Work out how many lines below contain "JSON", then write only that number.

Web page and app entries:
....
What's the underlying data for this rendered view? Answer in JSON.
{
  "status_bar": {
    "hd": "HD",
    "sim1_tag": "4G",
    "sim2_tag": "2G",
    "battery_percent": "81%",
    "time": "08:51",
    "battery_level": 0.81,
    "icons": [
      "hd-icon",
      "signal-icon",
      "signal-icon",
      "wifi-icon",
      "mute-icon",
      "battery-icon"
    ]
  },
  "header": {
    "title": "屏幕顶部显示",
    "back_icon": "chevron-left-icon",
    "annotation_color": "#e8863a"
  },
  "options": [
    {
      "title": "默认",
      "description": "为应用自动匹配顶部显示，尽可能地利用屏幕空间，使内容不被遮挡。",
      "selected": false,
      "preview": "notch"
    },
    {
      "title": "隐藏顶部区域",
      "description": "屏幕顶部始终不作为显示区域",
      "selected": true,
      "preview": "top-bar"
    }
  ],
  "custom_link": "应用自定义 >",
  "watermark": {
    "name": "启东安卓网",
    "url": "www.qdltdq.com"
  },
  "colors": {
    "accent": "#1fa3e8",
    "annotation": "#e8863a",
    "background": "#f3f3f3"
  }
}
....
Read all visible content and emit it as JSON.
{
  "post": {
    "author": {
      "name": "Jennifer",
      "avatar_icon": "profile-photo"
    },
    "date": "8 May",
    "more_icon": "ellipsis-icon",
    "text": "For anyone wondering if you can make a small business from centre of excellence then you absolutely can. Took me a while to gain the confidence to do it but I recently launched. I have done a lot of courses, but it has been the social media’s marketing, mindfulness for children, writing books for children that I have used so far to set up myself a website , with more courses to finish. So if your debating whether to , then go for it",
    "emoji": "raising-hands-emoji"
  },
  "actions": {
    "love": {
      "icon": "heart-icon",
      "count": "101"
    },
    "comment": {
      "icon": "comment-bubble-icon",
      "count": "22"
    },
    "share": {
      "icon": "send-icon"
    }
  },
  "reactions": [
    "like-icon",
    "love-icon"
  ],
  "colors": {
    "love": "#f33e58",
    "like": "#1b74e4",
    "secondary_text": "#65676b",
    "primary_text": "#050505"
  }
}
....
» Result below:
2